AVAILABLE DATA:
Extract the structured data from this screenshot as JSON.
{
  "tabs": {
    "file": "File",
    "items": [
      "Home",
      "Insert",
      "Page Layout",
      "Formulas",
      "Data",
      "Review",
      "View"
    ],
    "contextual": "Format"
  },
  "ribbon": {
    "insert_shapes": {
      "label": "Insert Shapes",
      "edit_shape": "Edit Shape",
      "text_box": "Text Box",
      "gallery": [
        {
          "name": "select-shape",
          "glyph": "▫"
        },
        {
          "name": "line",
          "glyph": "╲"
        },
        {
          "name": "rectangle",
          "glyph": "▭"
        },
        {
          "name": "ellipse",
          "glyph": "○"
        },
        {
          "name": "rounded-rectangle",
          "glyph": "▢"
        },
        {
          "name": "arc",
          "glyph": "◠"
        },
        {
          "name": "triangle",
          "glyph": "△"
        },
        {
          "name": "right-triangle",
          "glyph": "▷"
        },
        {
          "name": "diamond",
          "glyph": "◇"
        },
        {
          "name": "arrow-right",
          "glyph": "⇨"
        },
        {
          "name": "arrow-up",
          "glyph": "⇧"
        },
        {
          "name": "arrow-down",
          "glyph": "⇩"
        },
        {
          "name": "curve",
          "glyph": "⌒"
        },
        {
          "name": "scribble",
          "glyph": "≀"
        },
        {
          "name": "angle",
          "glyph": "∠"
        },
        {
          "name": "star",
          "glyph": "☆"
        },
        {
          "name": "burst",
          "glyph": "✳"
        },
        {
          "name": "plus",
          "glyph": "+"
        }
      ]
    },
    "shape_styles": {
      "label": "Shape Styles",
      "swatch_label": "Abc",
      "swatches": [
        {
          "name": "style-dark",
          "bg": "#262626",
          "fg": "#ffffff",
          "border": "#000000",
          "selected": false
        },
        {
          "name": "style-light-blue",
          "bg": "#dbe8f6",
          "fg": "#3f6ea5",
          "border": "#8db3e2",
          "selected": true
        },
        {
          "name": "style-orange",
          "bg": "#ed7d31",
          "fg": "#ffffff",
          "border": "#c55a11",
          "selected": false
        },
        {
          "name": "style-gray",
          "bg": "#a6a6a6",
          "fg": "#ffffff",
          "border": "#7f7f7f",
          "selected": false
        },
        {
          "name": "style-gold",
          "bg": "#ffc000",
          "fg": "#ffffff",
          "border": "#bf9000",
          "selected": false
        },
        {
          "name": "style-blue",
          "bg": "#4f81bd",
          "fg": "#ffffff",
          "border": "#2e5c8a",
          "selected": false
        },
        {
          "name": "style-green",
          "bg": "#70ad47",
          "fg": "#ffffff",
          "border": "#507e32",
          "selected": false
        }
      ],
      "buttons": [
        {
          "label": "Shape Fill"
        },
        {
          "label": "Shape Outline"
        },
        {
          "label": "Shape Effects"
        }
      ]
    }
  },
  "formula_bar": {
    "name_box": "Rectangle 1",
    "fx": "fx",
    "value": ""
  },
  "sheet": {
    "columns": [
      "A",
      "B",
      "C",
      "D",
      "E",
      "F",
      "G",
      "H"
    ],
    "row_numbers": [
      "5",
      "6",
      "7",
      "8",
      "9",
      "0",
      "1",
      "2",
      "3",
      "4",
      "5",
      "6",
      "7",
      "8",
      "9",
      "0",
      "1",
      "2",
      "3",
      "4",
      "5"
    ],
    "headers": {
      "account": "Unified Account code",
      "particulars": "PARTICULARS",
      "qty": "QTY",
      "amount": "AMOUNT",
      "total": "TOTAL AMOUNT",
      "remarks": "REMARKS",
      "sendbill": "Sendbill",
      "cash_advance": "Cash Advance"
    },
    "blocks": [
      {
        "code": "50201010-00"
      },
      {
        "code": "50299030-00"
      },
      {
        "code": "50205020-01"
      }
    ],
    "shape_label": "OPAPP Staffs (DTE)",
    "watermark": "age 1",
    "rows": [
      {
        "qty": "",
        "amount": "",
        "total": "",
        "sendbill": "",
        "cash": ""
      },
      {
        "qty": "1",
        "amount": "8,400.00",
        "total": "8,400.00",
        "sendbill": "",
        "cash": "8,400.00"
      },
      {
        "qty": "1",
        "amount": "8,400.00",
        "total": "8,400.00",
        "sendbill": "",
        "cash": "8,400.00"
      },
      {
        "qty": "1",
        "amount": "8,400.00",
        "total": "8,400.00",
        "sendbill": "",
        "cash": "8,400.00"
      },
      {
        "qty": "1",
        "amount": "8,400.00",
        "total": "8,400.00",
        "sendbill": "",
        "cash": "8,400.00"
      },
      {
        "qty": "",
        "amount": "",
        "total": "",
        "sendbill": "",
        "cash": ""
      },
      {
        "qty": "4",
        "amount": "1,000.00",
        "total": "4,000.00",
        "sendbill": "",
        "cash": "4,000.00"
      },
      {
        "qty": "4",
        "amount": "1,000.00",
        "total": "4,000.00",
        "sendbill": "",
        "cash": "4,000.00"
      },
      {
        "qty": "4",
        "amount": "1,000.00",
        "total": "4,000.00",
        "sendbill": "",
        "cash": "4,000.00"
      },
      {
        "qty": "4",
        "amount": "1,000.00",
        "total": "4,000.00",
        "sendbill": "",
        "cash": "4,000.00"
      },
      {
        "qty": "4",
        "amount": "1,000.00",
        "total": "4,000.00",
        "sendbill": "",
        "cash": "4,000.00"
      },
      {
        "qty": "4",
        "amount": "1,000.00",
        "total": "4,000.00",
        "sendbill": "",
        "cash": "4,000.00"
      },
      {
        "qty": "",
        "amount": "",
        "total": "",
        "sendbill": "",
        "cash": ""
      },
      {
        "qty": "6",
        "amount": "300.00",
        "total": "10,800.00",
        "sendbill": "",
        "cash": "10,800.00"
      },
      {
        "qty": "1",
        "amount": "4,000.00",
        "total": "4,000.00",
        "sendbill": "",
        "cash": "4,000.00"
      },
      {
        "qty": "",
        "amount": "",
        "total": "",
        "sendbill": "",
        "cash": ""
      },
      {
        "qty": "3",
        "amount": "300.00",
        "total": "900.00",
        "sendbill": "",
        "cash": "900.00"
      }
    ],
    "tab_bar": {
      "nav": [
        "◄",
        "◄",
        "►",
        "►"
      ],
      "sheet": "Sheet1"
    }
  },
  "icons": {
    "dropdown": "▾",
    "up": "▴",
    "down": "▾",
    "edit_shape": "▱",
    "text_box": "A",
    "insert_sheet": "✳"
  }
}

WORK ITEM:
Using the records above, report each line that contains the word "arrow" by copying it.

SOLVED PROBLEM:
          "name": "arrow-right",
          "name": "arrow-up",
          "name": "arrow-down",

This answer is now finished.